- **Element data from apps and pages**:
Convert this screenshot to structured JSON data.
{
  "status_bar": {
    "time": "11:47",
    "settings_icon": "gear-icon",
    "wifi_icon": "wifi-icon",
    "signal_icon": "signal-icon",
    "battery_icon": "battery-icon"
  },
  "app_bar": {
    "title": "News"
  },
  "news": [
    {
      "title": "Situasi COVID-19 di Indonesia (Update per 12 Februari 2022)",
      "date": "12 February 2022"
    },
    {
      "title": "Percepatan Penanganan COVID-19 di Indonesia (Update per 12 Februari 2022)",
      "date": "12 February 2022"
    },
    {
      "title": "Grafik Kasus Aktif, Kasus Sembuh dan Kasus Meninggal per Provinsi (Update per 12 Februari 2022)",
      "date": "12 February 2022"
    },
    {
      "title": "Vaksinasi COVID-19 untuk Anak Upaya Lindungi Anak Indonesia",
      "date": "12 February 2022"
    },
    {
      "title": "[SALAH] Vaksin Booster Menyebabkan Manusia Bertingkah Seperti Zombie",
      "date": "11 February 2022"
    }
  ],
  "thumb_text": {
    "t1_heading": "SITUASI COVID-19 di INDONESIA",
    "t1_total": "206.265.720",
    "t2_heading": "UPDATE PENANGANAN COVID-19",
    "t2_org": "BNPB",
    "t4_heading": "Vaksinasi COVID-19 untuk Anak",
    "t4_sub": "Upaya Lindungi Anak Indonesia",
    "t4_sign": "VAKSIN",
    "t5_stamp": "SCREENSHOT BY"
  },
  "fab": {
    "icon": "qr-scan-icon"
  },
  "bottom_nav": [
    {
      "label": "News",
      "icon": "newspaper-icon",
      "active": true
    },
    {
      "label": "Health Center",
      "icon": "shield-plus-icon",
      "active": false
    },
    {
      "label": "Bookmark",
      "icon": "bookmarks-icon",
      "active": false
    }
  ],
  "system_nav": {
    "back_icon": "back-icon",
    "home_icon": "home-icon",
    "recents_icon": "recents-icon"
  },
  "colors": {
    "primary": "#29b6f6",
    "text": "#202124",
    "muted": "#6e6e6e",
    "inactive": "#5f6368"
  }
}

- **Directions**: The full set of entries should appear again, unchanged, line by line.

- **Exercise solution**:
Convert this screenshot to structured JSON data.
{
  "status_bar": {
    "time": "11:47",
    "settings_icon": "gear-icon",
    "wifi_icon": "wifi-icon",
    "signal_icon": "signal-icon",
    "battery_icon": "battery-icon"
  },
  "app_bar": {
    "title": "News"
  },
  "news": [
    {
      "title": "Situasi COVID-19 di Indonesia (Update per 12 Februari 2022)",
      "date": "12 February 2022"
    },
    {
      "title": "Percepatan Penanganan COVID-19 di Indonesia (Update per 12 Februari 2022)",
      "date": "12 February 2022"
    },
    {
      "title": "Grafik Kasus Aktif, Kasus Sembuh dan Kasus Meninggal per Provinsi (Update per 12 Februari 2022)",
      "date": "12 February 2022"
    },
    {
      "title": "Vaksinasi COVID-19 untuk Anak Upaya Lindungi Anak Indonesia",
      "date": "12 February 2022"
    },
    {
      "title": "[SALAH] Vaksin Booster Menyebabkan Manusia Bertingkah Seperti Zombie",
      "date": "11 February 2022"
    }
  ],
  "thumb_text": {
    "t1_heading": "SITUASI COVID-19 di INDONESIA",
    "t1_total": "206.265.720",
    "t2_heading": "UPDATE PENANGANAN COVID-19",
    "t2_org": "BNPB",
    "t4_heading": "Vaksinasi COVID-19 untuk Anak",
    "t4_sub": "Upaya Lindungi Anak Indonesia",
    "t4_sign": "VAKSIN",
    "t5_stamp": "SCREENSHOT BY"
  },
  "fab": {
    "icon": "qr-scan-icon"
  },
  "bottom_nav": [
    {
      "label": "News",
      "icon": "newspaper-icon",
      "active": true
    },
    {
      "label": "Health Center",
      "icon": "shield-plus-icon",
      "active": false
    },
    {
      "label": "Bookmark",
      "icon": "bookmarks-icon",
      "active": false
    }
  ],
  "system_nav": {
    "back_icon": "back-icon",
    "home_icon": "home-icon",
    "recents_icon": "recents-icon"
  },
  "colors": {
    "primary": "#29b6f6",
    "text": "#202124",
    "muted": "#6e6e6e",
    "inactive": "#5f6368"
  }
}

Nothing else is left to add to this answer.